The NAMA boss said the resources needed to fund a big airline are not available by individuals and institutions in Nigeria.
"We are at the gestation period of the funds coming up, when you have insurance and pension schemes that have so much money; they will grow but we are not there yet. Nigeria as a sovereign nation has more credit available to it than a private investor.
So no matter how bright my idea is, government has more. Of course, over time I can demonstrate it if I have good governance, if I have good books, I can begin to increase my credit. But when you start talking about outsiders, sovereign guarantee is important.
He said that for Nigeria to have successful airlines, they have to be exposed to long-term loans at single digit interest; that as far as Nigerian airlines cannot access long-term loans, they would continue to be small airlines.
Akinkuotu has reinforced what aviation consultant and CEO of Aso Savingsand Loans, Ali Magashi saidabout the need for government to make input in establishing a strong national carrier in Nigeria.
He said because of the poor returns on investment, the private sector might not be able to invest the quantum of funds needed to fund a strong national carrier.
Magashi said considering the fact that aviation is a critical infrastructure, which service is critical, it becomes part of government's social services to the people and this explained why most of the airlines established in the world before now started as national carriers, except in the United states.
"All the airlines that top the world are either owned or still owned by government.
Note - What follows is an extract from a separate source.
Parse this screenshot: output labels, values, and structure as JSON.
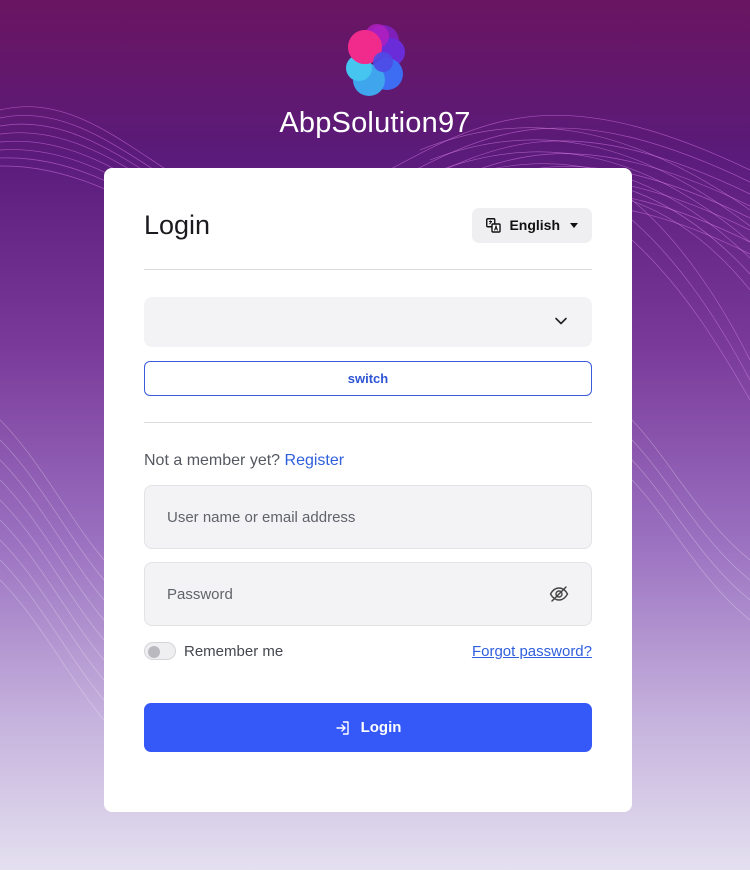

The reason is simple; aviation is not competitive in terms of returns, but it benefits other sectors of the economy and that is where government makes its profit. The truth is, there is no successful flag carrier in the world, so it is evident that aviation cannot be grown by the private sector alone. It is essentially a government turf, but the major challenge in Nigeria is political interference, which inhibited the growth of the Nigeria Airways," Magashi said.